Participatory Grantmaking 

Persons of Contact:

Jovana Djordjevic, Rose Longhurst, and Colleen Jankovic 

This open space, convened by participatory grantmakers FRIDA Young Feminist Fund and Rawa Fund, bought together a big group of people to discuss different models and uses of participatory grantmaking. Several models were shared from different types of funders, and questions were answered from those new to this approach. 


Bigger funders talked about why and how they can support participatory grantmakers, and small, local participatory grantmakers talked about their approaches to issues including accountability, conflict of interest and democratic decision-making. Challenges were raised, opportunities for collaboration were identified, and resources were collected. The next steps are to gather this information - such as signposting to websites that showcase different models, or online discussion forums on this approach - and share through EDGE

Building synergies between EDGE/systemic alternatives and the WSF of transformative economies (Barcelona 2020)

Persons of Contact:

Jason Nardi and Marta Music 

The WSFTE (World Social Forum of Transformative Economies – which will take place in Barcelona in May 2020) was presented during two self-organised discussions, one specifically on  building synergies between EDGE and WSFTE, and the other one on “the next steps after Rio”.


This was a good opportunity to explain the process leading to the Forum – the actors involved, the methodology, the link with system change / just transition and systemic alternatives – and to present the outcomes of the first international preparatory reunion. The discussion that followed explored possible ways for funders to collaborate with the Forum process. 

Some proposals included:

  1. Participation of EDGE in the WSFTE in a space dedicated to the role of progressive philanthropy in supporting systemic change through transformative economies; 

  2. supporting the funding of movements to participate in the WSFTE or the infrastructure of the WSFTE; 

  3. organising the next EDGE conference, back to back with the WSFTE to allow members to participate in both events. 

U.S. Policies Undermining the Human Rights and Autonomy of Activists

Persons of Contact:

Jennifer Redner and Amanda Donnell 

During the recent EDGE funders meeting, Amanda Donnell (Open Society Foundations) and Jennifer Redner (American Jewish World Service) hosted a dine around to share information about the latest expansion of the Global Gag Rule and discuss how this is a manifestation of rising extremism, fundamentalism and anti-rights agendas that are growing around the world, including in the countries where you live and work. As a follow-up to that discussion, they wanted to share some additional resources with you in case of interest/useful in your work:   

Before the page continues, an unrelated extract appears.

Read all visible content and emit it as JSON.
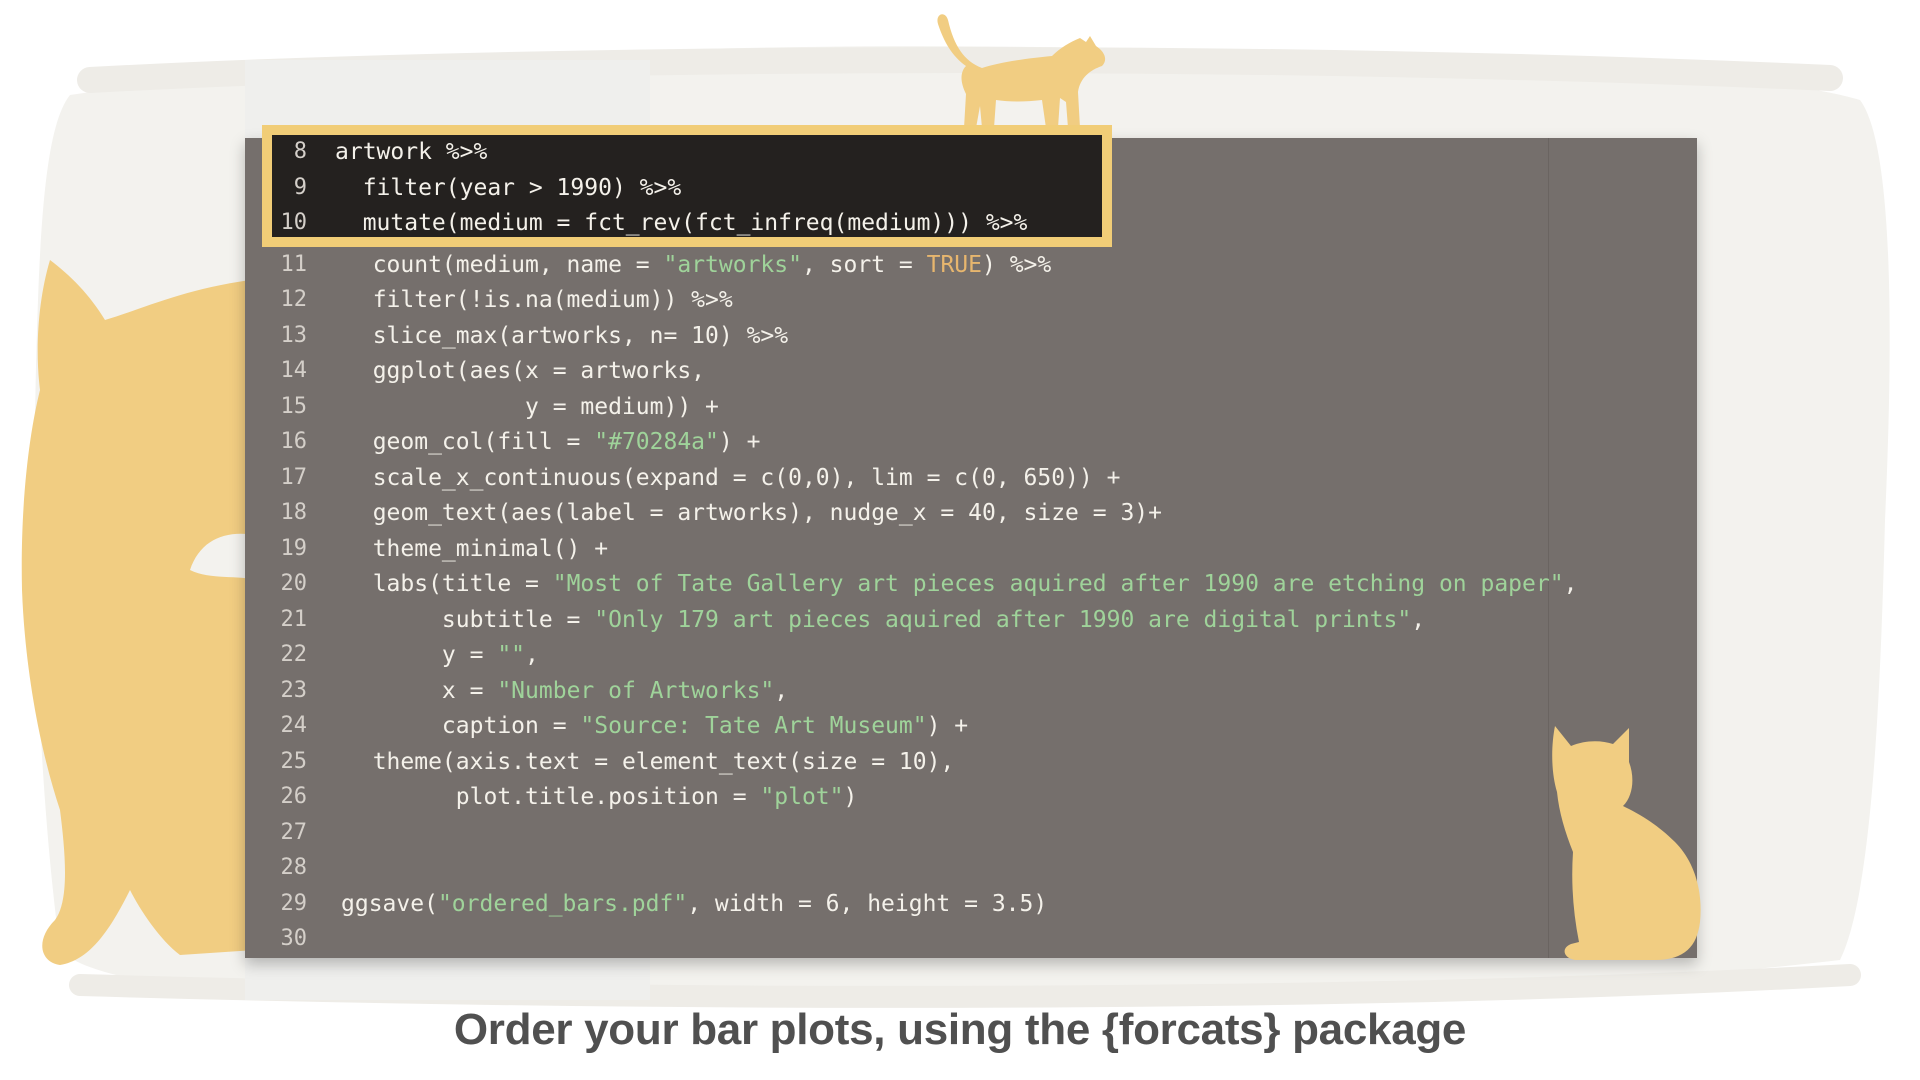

American Jewish World Service, Funders Concerned About AIDS, Funders for Reproductive Equity, Global Fund for Women, and Open Society Foundations co-hosted a funder briefing webinar on April 17th where presenters and attendees discussed an important update to the U.S. administration’s second expansion of the Global Gag Rule (GGR), which the co-hosting organizations believe has profoundly harmful implications for private, bilateral and multilateral funders, and the movements and communities we support.  You can access a recording of the webinar and related resources via this link.

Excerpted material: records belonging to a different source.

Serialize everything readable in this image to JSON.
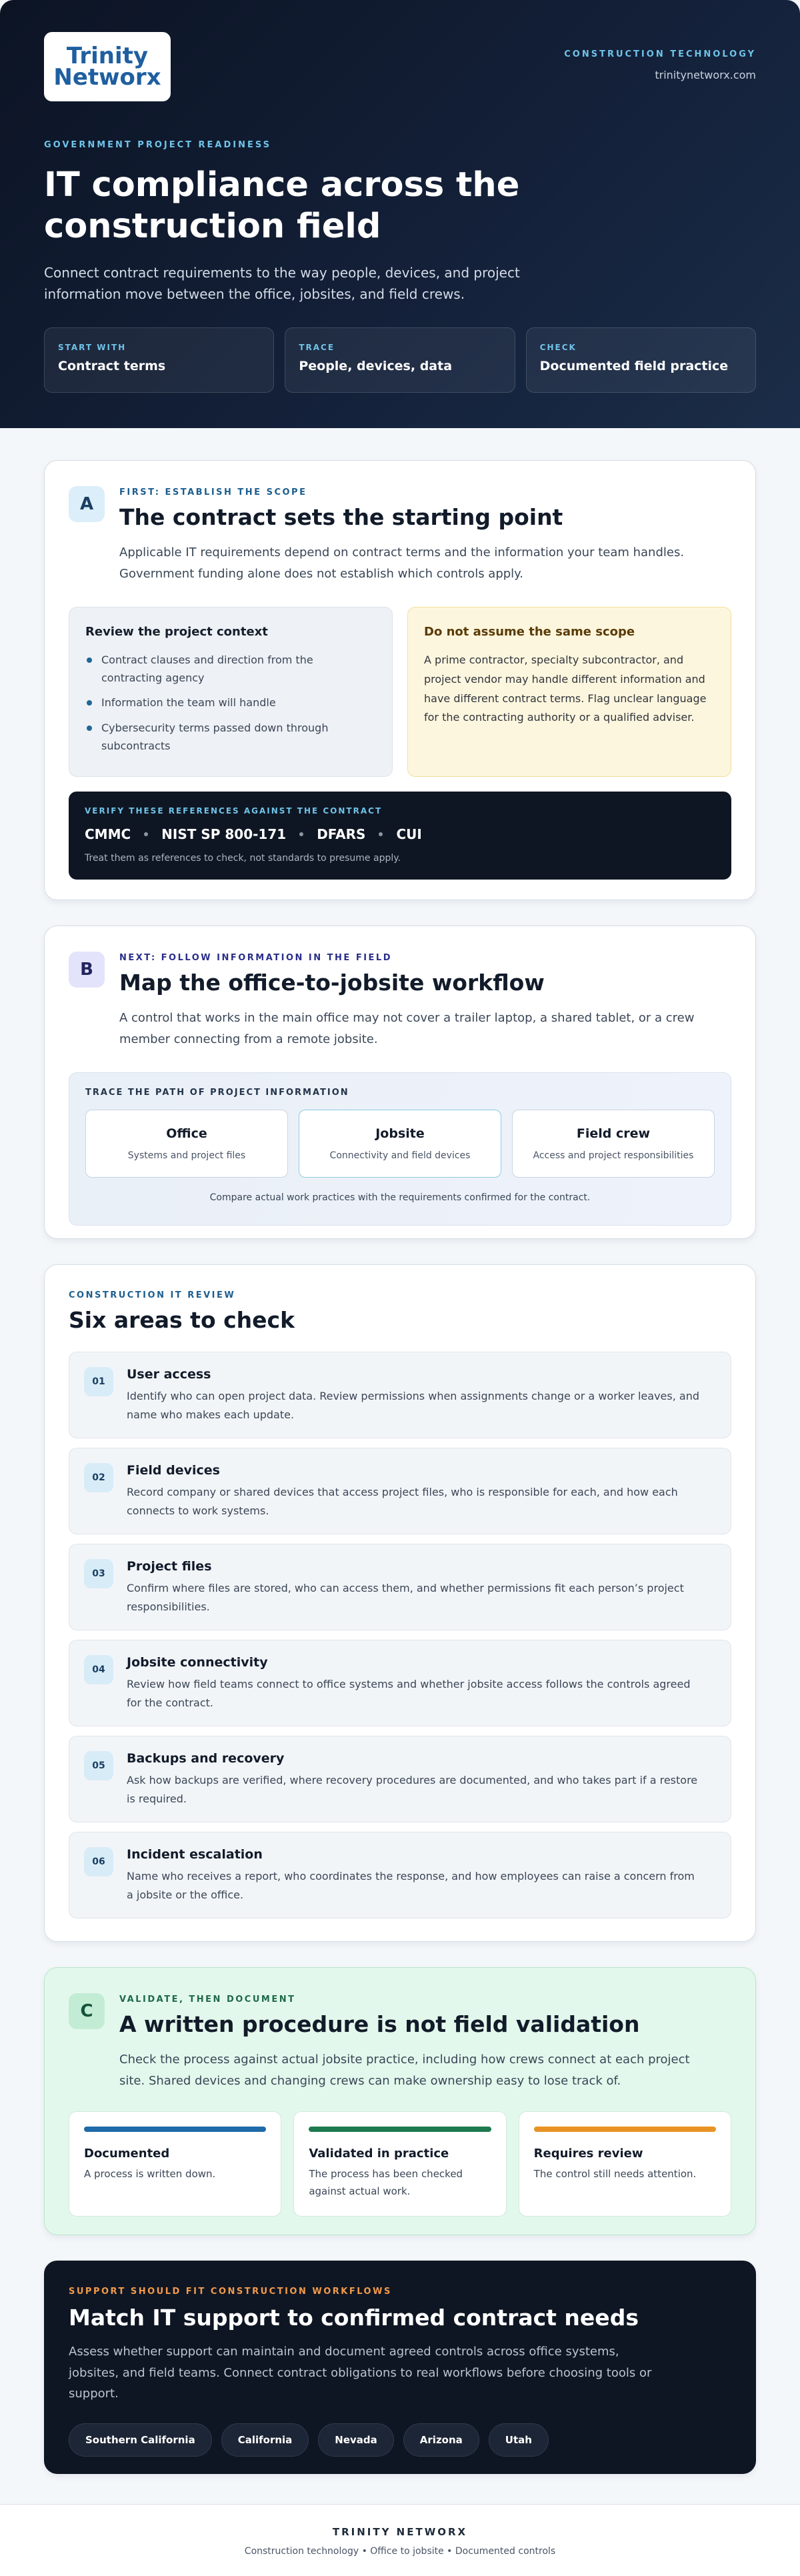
{
  "hero": {
    "logo_text_1": "Trinity",
    "logo_text_2": "Networx",
    "top_eyebrow": "CONSTRUCTION TECHNOLOGY",
    "site": "trinitynetworx.com",
    "eyebrow": "GOVERNMENT PROJECT READINESS",
    "title": "IT compliance across the construction field",
    "subtitle": "Connect contract requirements to the way people, devices, and project information move between the office, jobsites, and field crews.",
    "cards": [
      {
        "label": "START WITH",
        "value": "Contract terms"
      },
      {
        "label": "TRACE",
        "value": "People, devices, data"
      },
      {
        "label": "CHECK",
        "value": "Documented field practice"
      }
    ]
  },
  "section_a": {
    "badge": "A",
    "eyebrow": "FIRST: ESTABLISH THE SCOPE",
    "title": "The contract sets the starting point",
    "body": "Applicable IT requirements depend on contract terms and the information your team handles. Government funding alone does not establish which controls apply.",
    "review_title": "Review the project context",
    "review_items": [
      "Contract clauses and direction from the contracting agency",
      "Information the team will handle",
      "Cybersecurity terms passed down through subcontracts"
    ],
    "warn_title": "Do not assume the same scope",
    "warn_body": "A prime contractor, specialty subcontractor, and project vendor may handle different information and have different contract terms. Flag unclear language for the contracting authority or a qualified adviser.",
    "ref_label": "VERIFY THESE REFERENCES AGAINST THE CONTRACT",
    "refs": [
      "CMMC",
      "NIST SP 800-171",
      "DFARS",
      "CUI"
    ],
    "ref_note": "Treat them as references to check, not standards to presume apply."
  },
  "section_b": {
    "badge": "B",
    "eyebrow": "NEXT: FOLLOW INFORMATION IN THE FIELD",
    "title": "Map the office-to-jobsite workflow",
    "body": "A control that works in the main office may not cover a trailer laptop, a shared tablet, or a crew member connecting from a remote jobsite.",
    "trace_label": "TRACE THE PATH OF PROJECT INFORMATION",
    "cards": [
      {
        "title": "Office",
        "sub": "Systems and project files"
      },
      {
        "title": "Jobsite",
        "sub": "Connectivity and field devices"
      },
      {
        "title": "Field crew",
        "sub": "Access and project responsibilities"
      }
    ],
    "note": "Compare actual work practices with the requirements confirmed for the contract."
  },
  "six": {
    "eyebrow": "CONSTRUCTION IT REVIEW",
    "title": "Six areas to check",
    "areas": [
      {
        "num": "01",
        "title": "User access",
        "desc": "Identify who can open project data. Review permissions when assignments change or a worker leaves, and name who makes each update."
      },
      {
        "num": "02",
        "title": "Field devices",
        "desc": "Record company or shared devices that access project files, who is responsible for each, and how each connects to work systems."
      },
      {
        "num": "03",
        "title": "Project files",
        "desc": "Confirm where files are stored, who can access them, and whether permissions fit each person’s project responsibilities."
      },
      {
        "num": "04",
        "title": "Jobsite connectivity",
        "desc": "Review how field teams connect to office systems and whether jobsite access follows the controls agreed for the contract."
      },
      {
        "num": "05",
        "title": "Backups and recovery",
        "desc": "Ask how backups are verified, where recovery procedures are documented, and who takes part if a restore is required."
      },
      {
        "num": "06",
        "title": "Incident escalation",
        "desc": "Name who receives a report, who coordinates the response, and how employees can raise a concern from a jobsite or the office."
      }
    ]
  },
  "section_c": {
    "badge": "C",
    "eyebrow": "VALIDATE, THEN DOCUMENT",
    "title": "A written procedure is not field validation",
    "body": "Check the process against actual jobsite practice, including how crews connect at each project site. Shared devices and changing crews can make ownership easy to lose track of.",
    "statuses": [
      {
        "title": "Documented",
        "desc": "A process is written down.",
        "color": "#1f6aa8"
      },
      {
        "title": "Validated in practice",
        "desc": "The process has been checked against actual work.",
        "color": "#1e7a4f"
      },
      {
        "title": "Requires review",
        "desc": "The control still needs attention.",
        "color": "#e89324"
      }
    ]
  },
  "section_d": {
    "eyebrow": "SUPPORT SHOULD FIT CONSTRUCTION WORKFLOWS",
    "title": "Match IT support to confirmed contract needs",
    "body": "Assess whether support can maintain and document agreed controls across office systems, jobsites, and field teams. Connect contract obligations to real workflows before choosing tools or support.",
    "regions": [
      "Southern California",
      "California",
      "Nevada",
      "Arizona",
      "Utah"
    ]
  },
  "footer": {
    "title": "TRINITY NETWORX",
    "sub": "Construction technology • Office to jobsite • Documented controls"
  }
}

In addition, here's the breakout of resources and opportunities to learn more: 

  • To indicate interest in a funder convening related to the Global Gag Rule as a manifestation of rising extremism, fundamentalism and anti-rights agendas or to ask the conveners of the webinar listed above a question, click here

  • Please find a recording of the What Funders Should Know April 17 webinar here.

  • An overview of the policy change and some actions we discussed on the call is available here.

  • Find the PAI infographic that explains the latest expansion here.

  • Please find additional resources provided by the speakers here.

  • For more information about the pro bono legal network, please click here.